Mohammad Abdulsalam, a spokesman for Ansar Allah, did not immediately respond to CPJ's email concerning any upcoming proceedings involving the journalists, reports that they would be released as part of a prisoner exchange, or allegations of torture during their detention.
Abdullah al-Mansouri, the brother of Tawfiq al-Mansouri, told CPJ via messaging app that he has not been allowed to visit his brother for long stretches of time, and that male family members are often barred from visiting the detainees. Other family members are permitted more frequent, albeit brief, visits. Al-Mansouri added that he and the other relatives have not been allowed to visit his brother at all during Ramadan, and that Houthi authorities refused to allow them to deliver food, clothing, or medicine. Al-Mansouri said he fears the journalists will be executed as a result of the proceedings.

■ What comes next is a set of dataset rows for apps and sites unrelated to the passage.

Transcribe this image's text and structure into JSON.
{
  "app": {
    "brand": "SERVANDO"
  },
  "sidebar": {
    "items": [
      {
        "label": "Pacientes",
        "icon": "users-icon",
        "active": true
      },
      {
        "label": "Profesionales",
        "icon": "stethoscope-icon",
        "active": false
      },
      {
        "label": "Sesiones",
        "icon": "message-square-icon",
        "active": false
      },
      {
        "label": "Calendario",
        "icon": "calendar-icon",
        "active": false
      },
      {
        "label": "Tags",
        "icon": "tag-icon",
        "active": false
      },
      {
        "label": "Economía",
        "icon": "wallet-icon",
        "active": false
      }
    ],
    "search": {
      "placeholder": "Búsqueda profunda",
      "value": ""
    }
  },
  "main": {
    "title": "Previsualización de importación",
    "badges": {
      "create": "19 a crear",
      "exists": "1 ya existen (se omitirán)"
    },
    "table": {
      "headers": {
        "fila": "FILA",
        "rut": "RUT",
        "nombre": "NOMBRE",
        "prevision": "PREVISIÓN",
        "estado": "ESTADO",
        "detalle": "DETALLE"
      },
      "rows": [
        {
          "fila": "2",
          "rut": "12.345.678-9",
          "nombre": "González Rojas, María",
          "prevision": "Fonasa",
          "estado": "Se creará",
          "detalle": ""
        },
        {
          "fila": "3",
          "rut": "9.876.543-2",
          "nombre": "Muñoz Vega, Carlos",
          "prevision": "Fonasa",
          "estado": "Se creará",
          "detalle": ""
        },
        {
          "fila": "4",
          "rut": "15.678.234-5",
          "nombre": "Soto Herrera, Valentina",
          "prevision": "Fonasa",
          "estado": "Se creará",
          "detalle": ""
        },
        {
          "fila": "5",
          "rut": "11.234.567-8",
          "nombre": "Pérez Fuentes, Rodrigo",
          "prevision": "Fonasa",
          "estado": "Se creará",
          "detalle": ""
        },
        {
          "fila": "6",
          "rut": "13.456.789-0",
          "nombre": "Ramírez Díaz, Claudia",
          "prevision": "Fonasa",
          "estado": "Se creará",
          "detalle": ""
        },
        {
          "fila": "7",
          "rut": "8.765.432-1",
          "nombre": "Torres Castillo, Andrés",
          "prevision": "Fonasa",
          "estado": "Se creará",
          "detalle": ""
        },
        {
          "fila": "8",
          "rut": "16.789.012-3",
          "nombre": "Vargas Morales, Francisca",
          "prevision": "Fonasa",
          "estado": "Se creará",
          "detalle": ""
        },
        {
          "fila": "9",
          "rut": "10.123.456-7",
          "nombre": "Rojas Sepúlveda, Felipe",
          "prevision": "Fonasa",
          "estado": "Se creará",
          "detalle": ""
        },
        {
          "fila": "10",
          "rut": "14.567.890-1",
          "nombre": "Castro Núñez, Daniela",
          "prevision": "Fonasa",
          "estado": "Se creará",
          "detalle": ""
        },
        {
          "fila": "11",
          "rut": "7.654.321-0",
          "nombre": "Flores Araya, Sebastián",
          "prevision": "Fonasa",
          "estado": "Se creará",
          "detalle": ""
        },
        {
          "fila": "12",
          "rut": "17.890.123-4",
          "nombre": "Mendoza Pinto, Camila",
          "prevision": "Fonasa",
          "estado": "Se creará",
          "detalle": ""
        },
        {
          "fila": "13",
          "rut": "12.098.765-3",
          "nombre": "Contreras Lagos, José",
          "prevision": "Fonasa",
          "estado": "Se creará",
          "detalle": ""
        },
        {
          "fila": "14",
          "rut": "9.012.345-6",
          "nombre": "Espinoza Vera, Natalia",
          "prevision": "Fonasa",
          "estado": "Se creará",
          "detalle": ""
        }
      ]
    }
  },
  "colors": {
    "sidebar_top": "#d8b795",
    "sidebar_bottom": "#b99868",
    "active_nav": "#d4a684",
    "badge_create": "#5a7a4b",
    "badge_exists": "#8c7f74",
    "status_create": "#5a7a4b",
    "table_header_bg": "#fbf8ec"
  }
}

In an undated written document detailing the conditions of journalists sent to CPJ, al-Mansouri said that at certain points the Houthis only permit female relatives to visit the detained journalists, and that the visits are always conducted with a Houthi gunman present.
Al-Mansouri wrote in the document that the Houthi captors allowed his brother to make one phone call to the family since he was detained, and that his brother is currently suffering from a heart ailment and shortness of breath. Al-Mansouri also wrote that the nine journalists detained along with his brother in the same cell suffer from ailments including chronic headaches, hearing loss, dizziness, and severe stomach pain as a result of malnutrition and abuse in Houthi custody.
Sabra told CPJ that he has only been able to meet with the journalists twice, in September 2018 and November 2018, and is unable to communicate freely with them. According to Sabra, the Houthis forbid lawyers from being present during interrogations, and since November 2018 he has received news of their ill-treatment from the relatives who are allowed to visit them.
The Houthis have detained additional journalists, according to CPJ reporting. Journalists and media outlets have also suffered from airstrikes, arson attacks, arbitrary detentions, and other press freedom violations by both sides in the Yemeni conflict.